**Problem details**
What lines in the records below include the word "date"? Return each one.

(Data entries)
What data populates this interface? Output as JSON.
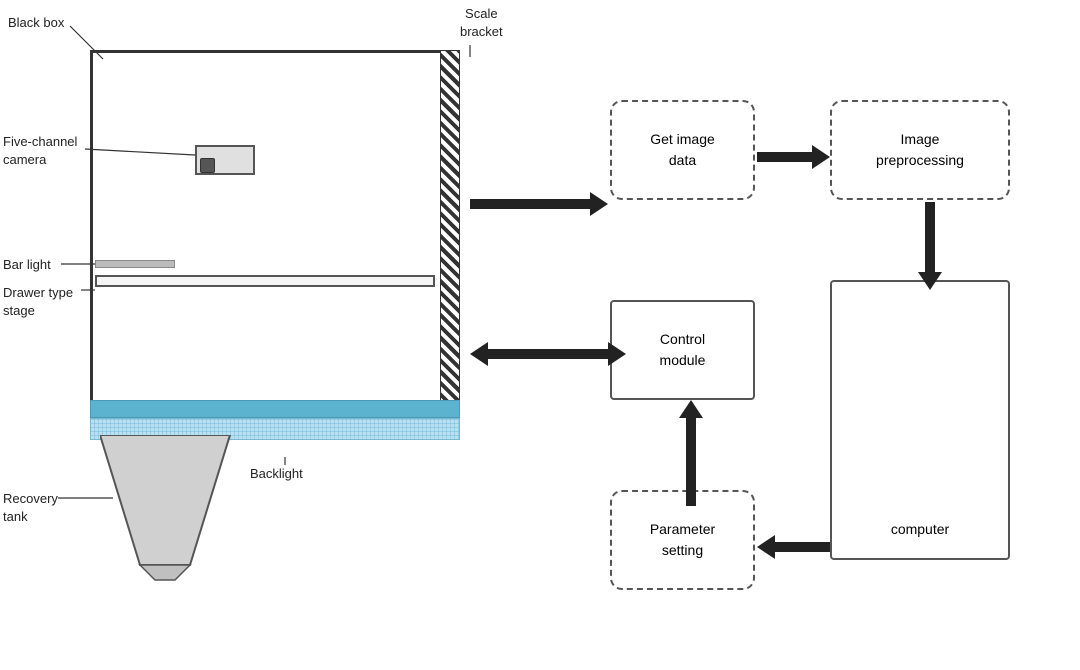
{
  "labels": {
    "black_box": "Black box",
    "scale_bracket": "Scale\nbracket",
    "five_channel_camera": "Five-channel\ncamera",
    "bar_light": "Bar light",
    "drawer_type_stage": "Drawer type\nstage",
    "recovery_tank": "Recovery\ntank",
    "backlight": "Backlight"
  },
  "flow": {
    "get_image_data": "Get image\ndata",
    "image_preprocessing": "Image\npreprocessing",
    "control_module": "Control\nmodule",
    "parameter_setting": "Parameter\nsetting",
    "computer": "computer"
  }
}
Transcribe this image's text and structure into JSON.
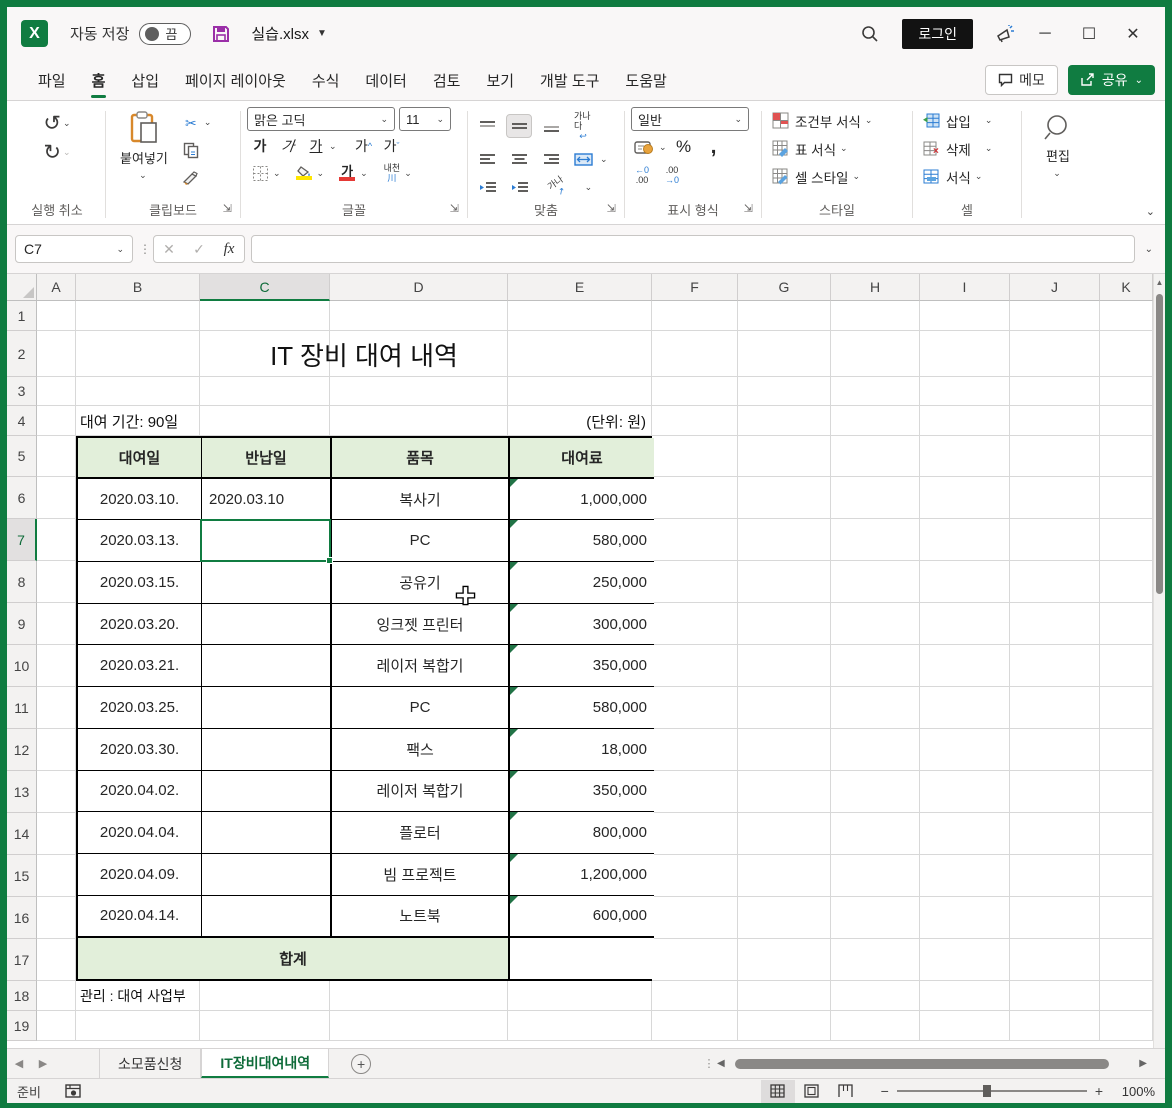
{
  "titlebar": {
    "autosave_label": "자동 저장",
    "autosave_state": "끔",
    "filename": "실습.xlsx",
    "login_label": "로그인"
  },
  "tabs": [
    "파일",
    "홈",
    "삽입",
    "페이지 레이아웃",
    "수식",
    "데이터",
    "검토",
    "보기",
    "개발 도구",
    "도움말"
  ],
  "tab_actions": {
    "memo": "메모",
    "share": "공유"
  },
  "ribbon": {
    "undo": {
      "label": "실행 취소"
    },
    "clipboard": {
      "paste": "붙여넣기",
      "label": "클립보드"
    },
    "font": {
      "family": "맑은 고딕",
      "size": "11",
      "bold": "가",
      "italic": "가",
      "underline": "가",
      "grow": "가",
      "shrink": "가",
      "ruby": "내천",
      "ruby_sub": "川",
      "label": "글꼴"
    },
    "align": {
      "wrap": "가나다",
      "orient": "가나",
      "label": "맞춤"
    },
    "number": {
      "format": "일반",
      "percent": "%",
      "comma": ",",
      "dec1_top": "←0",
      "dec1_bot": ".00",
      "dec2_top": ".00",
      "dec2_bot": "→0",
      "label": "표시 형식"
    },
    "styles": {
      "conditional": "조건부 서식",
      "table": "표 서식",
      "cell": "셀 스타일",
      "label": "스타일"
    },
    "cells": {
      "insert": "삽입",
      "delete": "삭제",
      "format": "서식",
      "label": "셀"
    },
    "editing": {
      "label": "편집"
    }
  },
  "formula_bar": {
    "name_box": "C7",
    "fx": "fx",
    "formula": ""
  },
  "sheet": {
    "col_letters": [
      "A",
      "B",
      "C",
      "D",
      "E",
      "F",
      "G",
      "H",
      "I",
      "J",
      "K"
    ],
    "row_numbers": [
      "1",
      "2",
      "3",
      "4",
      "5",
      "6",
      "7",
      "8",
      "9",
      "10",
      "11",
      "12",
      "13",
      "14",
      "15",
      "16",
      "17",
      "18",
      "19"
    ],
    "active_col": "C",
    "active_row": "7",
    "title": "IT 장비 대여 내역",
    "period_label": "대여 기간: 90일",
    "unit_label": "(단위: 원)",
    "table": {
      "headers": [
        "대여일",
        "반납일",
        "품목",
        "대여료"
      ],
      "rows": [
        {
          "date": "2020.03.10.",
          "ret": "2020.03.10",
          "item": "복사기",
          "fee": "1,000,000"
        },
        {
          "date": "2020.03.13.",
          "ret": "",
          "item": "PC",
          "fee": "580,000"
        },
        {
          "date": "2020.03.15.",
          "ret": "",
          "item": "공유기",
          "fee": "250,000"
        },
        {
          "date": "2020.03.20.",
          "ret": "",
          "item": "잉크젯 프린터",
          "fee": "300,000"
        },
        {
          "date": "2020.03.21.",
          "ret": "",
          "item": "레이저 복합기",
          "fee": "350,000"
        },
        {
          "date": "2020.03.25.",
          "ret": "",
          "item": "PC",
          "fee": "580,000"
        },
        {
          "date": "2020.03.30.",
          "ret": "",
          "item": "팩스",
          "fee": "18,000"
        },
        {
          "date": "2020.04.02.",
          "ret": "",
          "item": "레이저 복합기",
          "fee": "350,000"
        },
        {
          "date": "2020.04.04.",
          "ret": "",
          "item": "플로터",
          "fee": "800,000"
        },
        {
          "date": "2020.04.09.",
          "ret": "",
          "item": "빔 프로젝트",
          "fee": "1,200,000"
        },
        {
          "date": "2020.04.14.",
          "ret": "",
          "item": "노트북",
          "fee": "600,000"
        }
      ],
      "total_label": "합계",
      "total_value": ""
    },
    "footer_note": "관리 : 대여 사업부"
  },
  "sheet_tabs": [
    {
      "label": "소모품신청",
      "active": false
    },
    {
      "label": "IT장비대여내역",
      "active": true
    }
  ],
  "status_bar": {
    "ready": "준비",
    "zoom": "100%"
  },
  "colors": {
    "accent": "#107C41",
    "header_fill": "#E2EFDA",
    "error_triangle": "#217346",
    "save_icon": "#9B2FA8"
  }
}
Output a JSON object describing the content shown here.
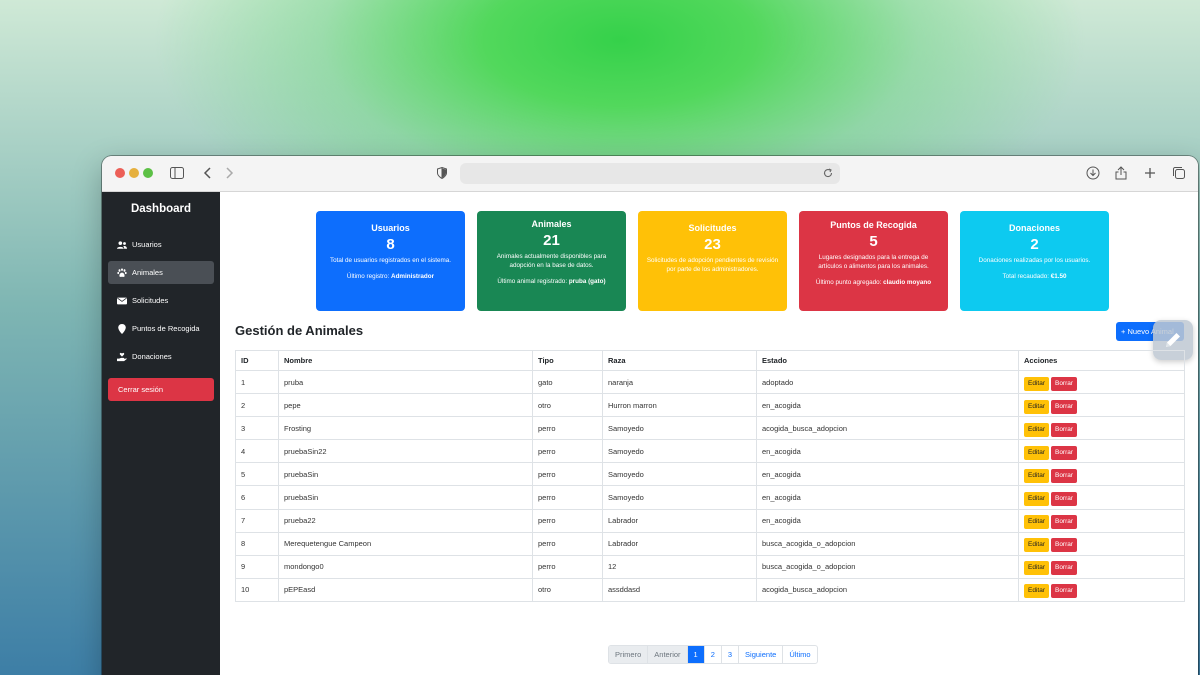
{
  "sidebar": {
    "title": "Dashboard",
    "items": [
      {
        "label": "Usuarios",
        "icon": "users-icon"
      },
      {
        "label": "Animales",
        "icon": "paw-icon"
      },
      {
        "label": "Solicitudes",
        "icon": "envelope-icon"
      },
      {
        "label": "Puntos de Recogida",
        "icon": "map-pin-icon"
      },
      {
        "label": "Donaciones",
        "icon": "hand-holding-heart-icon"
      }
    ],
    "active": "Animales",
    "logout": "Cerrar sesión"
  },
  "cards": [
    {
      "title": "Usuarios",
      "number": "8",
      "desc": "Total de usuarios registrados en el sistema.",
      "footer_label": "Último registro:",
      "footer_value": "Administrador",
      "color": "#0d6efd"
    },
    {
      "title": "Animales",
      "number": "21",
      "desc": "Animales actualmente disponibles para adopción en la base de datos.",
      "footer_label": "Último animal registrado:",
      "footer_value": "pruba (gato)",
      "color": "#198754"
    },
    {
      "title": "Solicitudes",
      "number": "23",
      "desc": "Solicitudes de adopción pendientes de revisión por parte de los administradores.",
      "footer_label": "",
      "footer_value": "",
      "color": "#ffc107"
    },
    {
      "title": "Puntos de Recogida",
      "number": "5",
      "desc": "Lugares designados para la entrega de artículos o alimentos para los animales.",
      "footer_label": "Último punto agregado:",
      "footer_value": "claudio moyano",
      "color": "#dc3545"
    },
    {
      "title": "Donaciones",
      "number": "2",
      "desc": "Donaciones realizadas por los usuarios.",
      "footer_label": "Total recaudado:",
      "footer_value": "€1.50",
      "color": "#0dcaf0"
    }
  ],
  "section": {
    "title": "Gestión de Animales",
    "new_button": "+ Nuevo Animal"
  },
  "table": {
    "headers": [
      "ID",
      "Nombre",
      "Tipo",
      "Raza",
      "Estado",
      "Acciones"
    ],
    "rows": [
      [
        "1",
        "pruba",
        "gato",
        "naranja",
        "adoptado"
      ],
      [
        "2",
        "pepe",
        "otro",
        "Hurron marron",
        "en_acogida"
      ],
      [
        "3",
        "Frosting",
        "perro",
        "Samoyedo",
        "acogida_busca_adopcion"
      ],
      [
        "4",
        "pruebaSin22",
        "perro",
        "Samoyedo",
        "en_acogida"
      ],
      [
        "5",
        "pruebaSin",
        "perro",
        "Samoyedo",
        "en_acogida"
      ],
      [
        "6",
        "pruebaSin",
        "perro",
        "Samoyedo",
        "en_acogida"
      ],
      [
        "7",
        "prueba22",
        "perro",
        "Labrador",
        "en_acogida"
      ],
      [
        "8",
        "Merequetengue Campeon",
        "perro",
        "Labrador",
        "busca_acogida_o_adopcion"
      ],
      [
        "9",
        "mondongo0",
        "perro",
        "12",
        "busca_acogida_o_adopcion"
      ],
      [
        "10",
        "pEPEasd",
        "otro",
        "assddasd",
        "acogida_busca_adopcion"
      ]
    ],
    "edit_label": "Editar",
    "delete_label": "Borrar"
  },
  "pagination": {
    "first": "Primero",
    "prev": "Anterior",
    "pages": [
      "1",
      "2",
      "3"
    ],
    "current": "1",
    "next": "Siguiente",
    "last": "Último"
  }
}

**Answer area**
          "date": "2020.03.10.",
          "date": "2020.03.13.",
          "date": "2020.03.15.",
          "date": "2020.03.20.",
          "date": "2020.03.21.",
          "date": "2020.03.25.",
          "date": "2020.03.30.",
          "date": "2020.04.02.",
          "date": "2020.04.04.",
          "date": "2020.04.09.",
          "date": "2020.04.14.",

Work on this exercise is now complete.